The story I'm currently writing is YA fantasy. I thought it would be about 80,000 words when finished, but as I'm currently at 27k and haven't finished the first act, I think it's safe to assume I've underestimated the size of the story. 100k. Easy. Something has clicked in my brain. I haven't yet had a book run over 65-70k in a first draft. I've also never plotted out a trilogy before. But the words are flowing smoothly-- not always easily, mind-- and I find I'm having fun bringing out the characters' personalities on the page. I have already deviated from my outline, but that's okay. I'm concentrating more on the characters' feelings and growth and substituting in situations to force them to react in just the way I need. It's definitely in a good stage, and I find I'm anxious to get back to the keyboard whenever I'm away from it.

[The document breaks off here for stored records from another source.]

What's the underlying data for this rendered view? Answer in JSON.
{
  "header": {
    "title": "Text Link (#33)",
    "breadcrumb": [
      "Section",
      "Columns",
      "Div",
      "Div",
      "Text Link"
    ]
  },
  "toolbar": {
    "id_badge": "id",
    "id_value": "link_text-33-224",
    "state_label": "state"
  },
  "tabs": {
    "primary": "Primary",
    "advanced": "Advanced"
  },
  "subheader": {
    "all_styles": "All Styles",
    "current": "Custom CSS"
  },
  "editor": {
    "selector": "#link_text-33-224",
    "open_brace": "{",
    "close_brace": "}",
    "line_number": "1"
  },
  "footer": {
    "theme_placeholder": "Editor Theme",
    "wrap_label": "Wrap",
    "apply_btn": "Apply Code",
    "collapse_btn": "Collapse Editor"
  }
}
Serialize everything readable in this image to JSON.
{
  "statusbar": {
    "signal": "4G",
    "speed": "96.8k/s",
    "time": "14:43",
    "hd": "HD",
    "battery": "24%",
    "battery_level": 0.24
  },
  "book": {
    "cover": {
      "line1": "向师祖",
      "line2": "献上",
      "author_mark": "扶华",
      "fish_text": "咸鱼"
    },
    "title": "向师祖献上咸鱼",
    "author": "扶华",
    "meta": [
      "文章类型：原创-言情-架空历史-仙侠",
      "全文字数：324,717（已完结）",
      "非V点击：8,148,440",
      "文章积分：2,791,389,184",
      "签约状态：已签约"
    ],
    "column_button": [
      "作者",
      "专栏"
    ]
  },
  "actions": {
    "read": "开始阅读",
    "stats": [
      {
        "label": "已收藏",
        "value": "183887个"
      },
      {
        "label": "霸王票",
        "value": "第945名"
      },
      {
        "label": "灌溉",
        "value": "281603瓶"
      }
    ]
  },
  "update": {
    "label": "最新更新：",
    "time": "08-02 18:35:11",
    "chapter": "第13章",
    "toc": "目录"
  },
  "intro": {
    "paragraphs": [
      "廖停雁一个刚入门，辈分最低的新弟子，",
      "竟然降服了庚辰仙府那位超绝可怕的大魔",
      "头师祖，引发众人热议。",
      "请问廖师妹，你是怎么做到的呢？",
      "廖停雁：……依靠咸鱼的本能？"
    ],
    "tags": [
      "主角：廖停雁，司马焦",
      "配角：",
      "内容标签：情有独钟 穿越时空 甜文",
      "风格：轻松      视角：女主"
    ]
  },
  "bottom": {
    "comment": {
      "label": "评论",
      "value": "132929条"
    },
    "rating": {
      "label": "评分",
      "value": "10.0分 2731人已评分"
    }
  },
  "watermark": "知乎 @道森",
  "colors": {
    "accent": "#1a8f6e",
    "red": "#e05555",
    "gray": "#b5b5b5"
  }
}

Here's a snippet from Chapter 3:
“Hawk or distressed pig?”
Genny raised an eyebrow in response to Liam’s question. “Thinking of taking up a new hobby? Farming? Falconry?”
“Old lady Baker.”
Genny arched a brow. “On second thought, perhaps you’ve had too much sun. I don’t see how since it’s not even noon yet, but if you’re ailing, I have a tincture—“
“Her voice. Old Lady Baker’s voice. Is it more like the screech of a hawk or the squeal of a distressed pig?”
Genny frowned, though her eyes shone with amusement. “Hush. Here she comes.”
“I know. That’s why I’m asking.” Liam stood, ready to greet the approaching customer. “Morning, Mistress Baker,” he said brightly. “Can I interest you in some fresh morrels? Or some tart cherries, perhaps?”
The old woman went straight to Genny. Liam sank to his stool, readying his ears for the oncoming assault. An ache had settled behind his eyes blaring like the midday sun, and Old Lady Baker’s searing voice would only make it worse.
“Genny, dear,” she said, reaching for Genny. “I’m glad you’re here.”
“It’s market day, Mistress Baker. Of course I’m here.”
“Tell me, what do you have for baubles on the feet?”
“On the feet, yes. I have the worst time with it at the end of the day. My feet scream in agony every morning when I put my shoes on.”
“Maybe they were just trying to be heard over the sound of your voice,” Liam grumbled. Genny threw a glare at him, but she needn’t have bothered. The old lady hadn’t heard a word he said.
“Er— could you describe these baubles?” Genny said, affecting her voice with what she considered politeness. But it was Genny. Manners weren't exactly her strong suit. Fortunately, Old Lady Baker didn't require much for etiquette, just a sympathetic ear.
Liam dropped his head in his hands while the screecher went into excruciating detail describing wart-like protrusions on her overgrown, wrinkled feet.
“Mistress Baker, a nightly soaking in warm, salty water would be just the thing—“
“Oh, but my head! I can hardly stand the ache in my head every night—“
“Have you tried mint—“
“And my children. They have the ague in their bellies— a terrible ague—“
“A hot broth made of mushrooms and leeks should ease—“
As the two went back and forth with Mrs. Baker ignoring virtually every suggestion Genny gave her, Liam left his post to head for the well at the town square. He hoped a good long drink would help his headache, at the very least being out of hearing range of Mrs. Baker’s voice aught to help.